## Material supplied

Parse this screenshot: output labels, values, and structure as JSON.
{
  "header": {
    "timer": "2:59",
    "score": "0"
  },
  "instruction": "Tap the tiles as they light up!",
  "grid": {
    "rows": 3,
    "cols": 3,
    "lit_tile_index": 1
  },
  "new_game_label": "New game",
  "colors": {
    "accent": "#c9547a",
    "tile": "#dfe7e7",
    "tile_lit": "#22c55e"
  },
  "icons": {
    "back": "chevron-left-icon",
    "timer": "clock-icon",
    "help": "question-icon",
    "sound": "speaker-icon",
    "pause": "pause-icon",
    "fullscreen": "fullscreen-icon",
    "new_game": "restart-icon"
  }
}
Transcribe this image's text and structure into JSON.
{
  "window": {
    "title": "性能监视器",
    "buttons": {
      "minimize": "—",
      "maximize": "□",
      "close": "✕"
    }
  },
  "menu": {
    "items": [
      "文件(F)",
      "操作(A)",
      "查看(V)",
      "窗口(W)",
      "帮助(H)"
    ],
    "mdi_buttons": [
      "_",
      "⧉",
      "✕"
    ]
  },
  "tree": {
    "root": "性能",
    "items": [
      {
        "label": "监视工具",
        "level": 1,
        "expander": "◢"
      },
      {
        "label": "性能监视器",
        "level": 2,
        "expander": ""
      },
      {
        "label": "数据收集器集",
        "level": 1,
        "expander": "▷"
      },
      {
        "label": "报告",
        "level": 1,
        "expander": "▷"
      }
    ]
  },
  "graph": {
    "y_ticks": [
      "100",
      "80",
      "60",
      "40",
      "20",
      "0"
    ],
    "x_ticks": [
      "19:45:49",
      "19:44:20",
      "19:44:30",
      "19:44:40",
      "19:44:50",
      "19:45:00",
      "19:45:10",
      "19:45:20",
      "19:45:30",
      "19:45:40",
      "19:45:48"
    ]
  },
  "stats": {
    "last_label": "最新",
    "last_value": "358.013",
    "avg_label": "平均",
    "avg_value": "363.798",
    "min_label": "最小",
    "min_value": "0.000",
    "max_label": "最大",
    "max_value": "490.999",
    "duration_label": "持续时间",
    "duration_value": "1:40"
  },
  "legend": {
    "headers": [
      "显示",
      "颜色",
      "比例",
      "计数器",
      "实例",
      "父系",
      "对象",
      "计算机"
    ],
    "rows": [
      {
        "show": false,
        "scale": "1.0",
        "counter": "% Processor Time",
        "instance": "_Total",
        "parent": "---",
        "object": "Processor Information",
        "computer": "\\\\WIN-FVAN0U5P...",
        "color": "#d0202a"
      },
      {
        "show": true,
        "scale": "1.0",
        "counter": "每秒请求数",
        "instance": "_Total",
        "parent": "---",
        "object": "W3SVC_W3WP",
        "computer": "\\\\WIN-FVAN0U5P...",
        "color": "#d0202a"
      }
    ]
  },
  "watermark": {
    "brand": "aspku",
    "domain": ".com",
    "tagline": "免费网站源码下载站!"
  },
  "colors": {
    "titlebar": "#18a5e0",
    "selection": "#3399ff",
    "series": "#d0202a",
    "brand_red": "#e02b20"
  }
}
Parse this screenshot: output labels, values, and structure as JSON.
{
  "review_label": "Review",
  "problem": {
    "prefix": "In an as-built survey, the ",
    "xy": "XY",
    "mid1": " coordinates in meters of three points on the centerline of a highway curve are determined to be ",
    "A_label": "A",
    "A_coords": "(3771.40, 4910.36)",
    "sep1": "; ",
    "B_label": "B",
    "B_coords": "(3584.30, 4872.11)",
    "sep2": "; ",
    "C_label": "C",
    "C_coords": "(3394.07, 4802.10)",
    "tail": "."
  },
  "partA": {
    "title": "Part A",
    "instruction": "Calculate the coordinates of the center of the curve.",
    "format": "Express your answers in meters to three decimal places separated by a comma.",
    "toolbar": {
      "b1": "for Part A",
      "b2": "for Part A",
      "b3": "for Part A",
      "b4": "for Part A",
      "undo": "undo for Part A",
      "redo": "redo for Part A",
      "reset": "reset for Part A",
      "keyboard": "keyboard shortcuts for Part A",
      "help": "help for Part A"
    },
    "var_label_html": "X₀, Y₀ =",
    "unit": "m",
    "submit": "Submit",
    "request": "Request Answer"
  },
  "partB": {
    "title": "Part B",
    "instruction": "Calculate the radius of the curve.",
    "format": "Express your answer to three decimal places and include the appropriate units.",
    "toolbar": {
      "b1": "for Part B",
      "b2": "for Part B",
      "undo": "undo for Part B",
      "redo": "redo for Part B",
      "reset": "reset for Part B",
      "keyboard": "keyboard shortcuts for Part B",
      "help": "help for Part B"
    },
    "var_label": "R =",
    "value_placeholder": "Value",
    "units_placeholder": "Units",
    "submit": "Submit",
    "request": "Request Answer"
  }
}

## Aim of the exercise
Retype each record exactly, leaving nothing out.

## The completed task
Parse this screenshot: output labels, values, and structure as JSON.
{
  "header": {
    "timer": "2:59",
    "score": "0"
  },
  "instruction": "Tap the tiles as they light up!",
  "grid": {
    "rows": 3,
    "cols": 3,
    "lit_tile_index": 1
  },
  "new_game_label": "New game",
  "colors": {
    "accent": "#c9547a",
    "tile": "#dfe7e7",
    "tile_lit": "#22c55e"
  },
  "icons": {
    "back": "chevron-left-icon",
    "timer": "clock-icon",
    "help": "question-icon",
    "sound": "speaker-icon",
    "pause": "pause-icon",
    "fullscreen": "fullscreen-icon",
    "new_game": "restart-icon"
  }
}
Transcribe this image's text and structure into JSON.
{
  "window": {
    "title": "性能监视器",
    "buttons": {
      "minimize": "—",
      "maximize": "□",
      "close": "✕"
    }
  },
  "menu": {
    "items": [
      "文件(F)",
      "操作(A)",
      "查看(V)",
      "窗口(W)",
      "帮助(H)"
    ],
    "mdi_buttons": [
      "_",
      "⧉",
      "✕"
    ]
  },
  "tree": {
    "root": "性能",
    "items": [
      {
        "label": "监视工具",
        "level": 1,
        "expander": "◢"
      },
      {
        "label": "性能监视器",
        "level": 2,
        "expander": ""
      },
      {
        "label": "数据收集器集",
        "level": 1,
        "expander": "▷"
      },
      {
        "label": "报告",
        "level": 1,
        "expander": "▷"
      }
    ]
  },
  "graph": {
    "y_ticks": [
      "100",
      "80",
      "60",
      "40",
      "20",
      "0"
    ],
    "x_ticks": [
      "19:45:49",
      "19:44:20",
      "19:44:30",
      "19:44:40",
      "19:44:50",
      "19:45:00",
      "19:45:10",
      "19:45:20",
      "19:45:30",
      "19:45:40",
      "19:45:48"
    ]
  },
  "stats": {
    "last_label": "最新",
    "last_value": "358.013",
    "avg_label": "平均",
    "avg_value": "363.798",
    "min_label": "最小",
    "min_value": "0.000",
    "max_label": "最大",
    "max_value": "490.999",
    "duration_label": "持续时间",
    "duration_value": "1:40"
  },
  "legend": {
    "headers": [
      "显示",
      "颜色",
      "比例",
      "计数器",
      "实例",
      "父系",
      "对象",
      "计算机"
    ],
    "rows": [
      {
        "show": false,
        "scale": "1.0",
        "counter": "% Processor Time",
        "instance": "_Total",
        "parent": "---",
        "object": "Processor Information",
        "computer": "\\\\WIN-FVAN0U5P...",
        "color": "#d0202a"
      },
      {
        "show": true,
        "scale": "1.0",
        "counter": "每秒请求数",
        "instance": "_Total",
        "parent": "---",
        "object": "W3SVC_W3WP",
        "computer": "\\\\WIN-FVAN0U5P...",
        "color": "#d0202a"
      }
    ]
  },
  "watermark": {
    "brand": "aspku",
    "domain": ".com",
    "tagline": "免费网站源码下载站!"
  },
  "colors": {
    "titlebar": "#18a5e0",
    "selection": "#3399ff",
    "series": "#d0202a",
    "brand_red": "#e02b20"
  }
}
Parse this screenshot: output labels, values, and structure as JSON.
{
  "review_label": "Review",
  "problem": {
    "prefix": "In an as-built survey, the ",
    "xy": "XY",
    "mid1": " coordinates in meters of three points on the centerline of a highway curve are determined to be ",
    "A_label": "A",
    "A_coords": "(3771.40, 4910.36)",
    "sep1": "; ",
    "B_label": "B",
    "B_coords": "(3584.30, 4872.11)",
    "sep2": "; ",
    "C_label": "C",
    "C_coords": "(3394.07, 4802.10)",
    "tail": "."
  },
  "partA": {
    "title": "Part A",
    "instruction": "Calculate the coordinates of the center of the curve.",
    "format": "Express your answers in meters to three decimal places separated by a comma.",
    "toolbar": {
      "b1": "for Part A",
      "b2": "for Part A",
      "b3": "for Part A",
      "b4": "for Part A",
      "undo": "undo for Part A",
      "redo": "redo for Part A",
      "reset": "reset for Part A",
      "keyboard": "keyboard shortcuts for Part A",
      "help": "help for Part A"
    },
    "var_label_html": "X₀, Y₀ =",
    "unit": "m",
    "submit": "Submit",
    "request": "Request Answer"
  },
  "partB": {
    "title": "Part B",
    "instruction": "Calculate the radius of the curve.",
    "format": "Express your answer to three decimal places and include the appropriate units.",
    "toolbar": {
      "b1": "for Part B",
      "b2": "for Part B",
      "undo": "undo for Part B",
      "redo": "redo for Part B",
      "reset": "reset for Part B",
      "keyboard": "keyboard shortcuts for Part B",
      "help": "help for Part B"
    },
    "var_label": "R =",
    "value_placeholder": "Value",
    "units_placeholder": "Units",
    "submit": "Submit",
    "request": "Request Answer"
  }
}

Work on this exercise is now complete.